(Stored items from a collection)
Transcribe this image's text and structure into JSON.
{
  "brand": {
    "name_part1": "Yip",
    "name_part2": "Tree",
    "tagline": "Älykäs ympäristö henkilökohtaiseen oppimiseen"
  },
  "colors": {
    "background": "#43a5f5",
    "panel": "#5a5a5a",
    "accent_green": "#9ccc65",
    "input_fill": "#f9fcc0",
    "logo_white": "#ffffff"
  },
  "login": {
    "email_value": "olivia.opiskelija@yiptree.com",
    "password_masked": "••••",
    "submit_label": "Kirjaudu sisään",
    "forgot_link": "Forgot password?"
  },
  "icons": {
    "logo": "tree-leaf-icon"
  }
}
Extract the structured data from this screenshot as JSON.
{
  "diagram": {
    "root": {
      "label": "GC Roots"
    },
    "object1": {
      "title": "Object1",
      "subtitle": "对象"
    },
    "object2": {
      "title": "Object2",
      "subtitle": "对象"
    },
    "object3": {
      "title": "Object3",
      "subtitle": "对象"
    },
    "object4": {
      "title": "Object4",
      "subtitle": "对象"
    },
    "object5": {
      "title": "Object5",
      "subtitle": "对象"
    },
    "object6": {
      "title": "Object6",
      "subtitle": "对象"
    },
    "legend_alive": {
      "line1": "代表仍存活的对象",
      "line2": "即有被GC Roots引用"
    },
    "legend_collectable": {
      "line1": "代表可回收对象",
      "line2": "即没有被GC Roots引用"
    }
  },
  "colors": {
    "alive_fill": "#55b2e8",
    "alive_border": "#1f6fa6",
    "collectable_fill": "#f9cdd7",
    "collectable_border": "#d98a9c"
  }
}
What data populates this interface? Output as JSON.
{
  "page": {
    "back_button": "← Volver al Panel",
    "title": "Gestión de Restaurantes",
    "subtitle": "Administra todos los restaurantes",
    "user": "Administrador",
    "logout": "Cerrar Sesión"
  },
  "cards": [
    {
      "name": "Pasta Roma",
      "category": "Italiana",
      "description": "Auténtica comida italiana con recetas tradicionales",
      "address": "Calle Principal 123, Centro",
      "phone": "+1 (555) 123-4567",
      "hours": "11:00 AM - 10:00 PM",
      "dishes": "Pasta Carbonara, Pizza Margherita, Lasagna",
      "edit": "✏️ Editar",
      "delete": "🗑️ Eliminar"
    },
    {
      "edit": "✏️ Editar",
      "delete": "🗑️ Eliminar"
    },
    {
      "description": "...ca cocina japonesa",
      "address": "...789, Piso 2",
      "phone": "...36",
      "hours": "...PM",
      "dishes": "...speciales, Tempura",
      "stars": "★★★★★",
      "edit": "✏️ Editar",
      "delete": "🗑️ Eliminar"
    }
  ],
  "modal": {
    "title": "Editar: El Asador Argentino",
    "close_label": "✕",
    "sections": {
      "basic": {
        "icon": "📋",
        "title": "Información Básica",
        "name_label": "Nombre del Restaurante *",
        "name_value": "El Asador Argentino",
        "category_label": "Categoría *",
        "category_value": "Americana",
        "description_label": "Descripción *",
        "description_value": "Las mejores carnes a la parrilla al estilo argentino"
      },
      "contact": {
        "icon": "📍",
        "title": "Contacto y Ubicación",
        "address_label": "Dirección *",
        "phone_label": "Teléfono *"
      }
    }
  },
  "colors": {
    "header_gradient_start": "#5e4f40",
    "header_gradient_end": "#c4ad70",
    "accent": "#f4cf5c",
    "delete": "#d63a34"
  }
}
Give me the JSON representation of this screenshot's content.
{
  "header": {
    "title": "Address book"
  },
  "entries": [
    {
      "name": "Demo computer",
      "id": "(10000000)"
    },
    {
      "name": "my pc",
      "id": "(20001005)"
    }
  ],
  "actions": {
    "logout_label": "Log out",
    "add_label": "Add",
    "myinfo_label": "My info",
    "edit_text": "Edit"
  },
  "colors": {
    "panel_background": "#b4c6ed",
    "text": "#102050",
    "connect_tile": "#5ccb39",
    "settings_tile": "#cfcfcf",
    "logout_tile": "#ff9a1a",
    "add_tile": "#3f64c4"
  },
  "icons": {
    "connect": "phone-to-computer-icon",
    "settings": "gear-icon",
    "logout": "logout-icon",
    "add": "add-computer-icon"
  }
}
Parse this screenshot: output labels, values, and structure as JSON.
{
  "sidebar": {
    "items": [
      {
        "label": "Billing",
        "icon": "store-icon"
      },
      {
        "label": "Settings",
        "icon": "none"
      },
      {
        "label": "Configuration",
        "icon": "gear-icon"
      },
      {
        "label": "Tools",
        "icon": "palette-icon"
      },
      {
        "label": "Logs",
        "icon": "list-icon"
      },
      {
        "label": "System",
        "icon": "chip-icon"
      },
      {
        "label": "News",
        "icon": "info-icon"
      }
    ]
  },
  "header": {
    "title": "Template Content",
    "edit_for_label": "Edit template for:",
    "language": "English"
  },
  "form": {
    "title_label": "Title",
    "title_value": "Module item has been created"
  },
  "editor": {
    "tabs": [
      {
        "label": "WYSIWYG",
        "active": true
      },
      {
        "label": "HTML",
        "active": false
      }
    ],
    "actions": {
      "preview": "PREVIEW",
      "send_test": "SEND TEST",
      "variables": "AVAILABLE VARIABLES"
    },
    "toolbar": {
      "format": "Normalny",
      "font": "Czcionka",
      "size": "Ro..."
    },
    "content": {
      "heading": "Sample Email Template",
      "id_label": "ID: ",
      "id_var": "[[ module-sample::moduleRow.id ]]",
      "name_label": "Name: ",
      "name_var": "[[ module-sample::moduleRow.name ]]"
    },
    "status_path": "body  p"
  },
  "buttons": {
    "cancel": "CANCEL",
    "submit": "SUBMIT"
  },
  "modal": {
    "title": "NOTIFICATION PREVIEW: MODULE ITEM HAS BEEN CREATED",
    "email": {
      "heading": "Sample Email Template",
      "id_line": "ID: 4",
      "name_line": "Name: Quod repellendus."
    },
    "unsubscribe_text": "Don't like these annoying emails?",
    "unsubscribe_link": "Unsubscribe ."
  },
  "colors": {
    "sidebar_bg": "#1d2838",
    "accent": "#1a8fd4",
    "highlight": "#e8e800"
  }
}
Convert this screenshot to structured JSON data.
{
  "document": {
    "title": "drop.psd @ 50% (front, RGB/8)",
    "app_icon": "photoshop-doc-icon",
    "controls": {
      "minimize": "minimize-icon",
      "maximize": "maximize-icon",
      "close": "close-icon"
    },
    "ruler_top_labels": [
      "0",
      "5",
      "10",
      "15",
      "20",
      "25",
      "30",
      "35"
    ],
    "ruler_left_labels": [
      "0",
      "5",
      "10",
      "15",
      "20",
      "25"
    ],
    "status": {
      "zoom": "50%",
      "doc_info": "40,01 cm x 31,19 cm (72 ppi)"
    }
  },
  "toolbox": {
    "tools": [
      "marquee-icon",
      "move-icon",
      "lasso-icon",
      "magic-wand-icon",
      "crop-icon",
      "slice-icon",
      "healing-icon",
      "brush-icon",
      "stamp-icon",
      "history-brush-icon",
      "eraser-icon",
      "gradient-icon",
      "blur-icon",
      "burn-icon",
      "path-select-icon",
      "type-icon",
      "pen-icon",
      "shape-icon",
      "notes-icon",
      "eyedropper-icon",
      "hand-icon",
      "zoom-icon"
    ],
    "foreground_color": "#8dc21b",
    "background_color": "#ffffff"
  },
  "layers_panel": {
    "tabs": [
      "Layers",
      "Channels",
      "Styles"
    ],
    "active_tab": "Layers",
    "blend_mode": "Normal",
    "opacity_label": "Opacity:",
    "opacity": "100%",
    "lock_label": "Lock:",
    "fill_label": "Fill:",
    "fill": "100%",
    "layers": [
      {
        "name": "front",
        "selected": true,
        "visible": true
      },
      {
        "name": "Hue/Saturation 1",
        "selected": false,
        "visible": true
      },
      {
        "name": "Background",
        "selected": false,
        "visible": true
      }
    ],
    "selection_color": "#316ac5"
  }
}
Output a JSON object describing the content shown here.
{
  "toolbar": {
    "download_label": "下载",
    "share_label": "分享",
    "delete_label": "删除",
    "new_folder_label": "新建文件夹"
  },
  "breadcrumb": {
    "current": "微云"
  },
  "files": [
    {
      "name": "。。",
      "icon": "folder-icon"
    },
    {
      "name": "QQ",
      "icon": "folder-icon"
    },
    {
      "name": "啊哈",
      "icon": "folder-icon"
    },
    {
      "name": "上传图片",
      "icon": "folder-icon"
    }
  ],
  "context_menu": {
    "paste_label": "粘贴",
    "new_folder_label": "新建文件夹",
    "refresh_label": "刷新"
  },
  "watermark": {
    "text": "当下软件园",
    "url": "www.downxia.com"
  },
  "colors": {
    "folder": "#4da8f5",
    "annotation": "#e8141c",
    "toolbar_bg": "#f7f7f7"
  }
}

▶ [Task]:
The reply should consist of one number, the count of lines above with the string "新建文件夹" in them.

▶ [Task response]:
2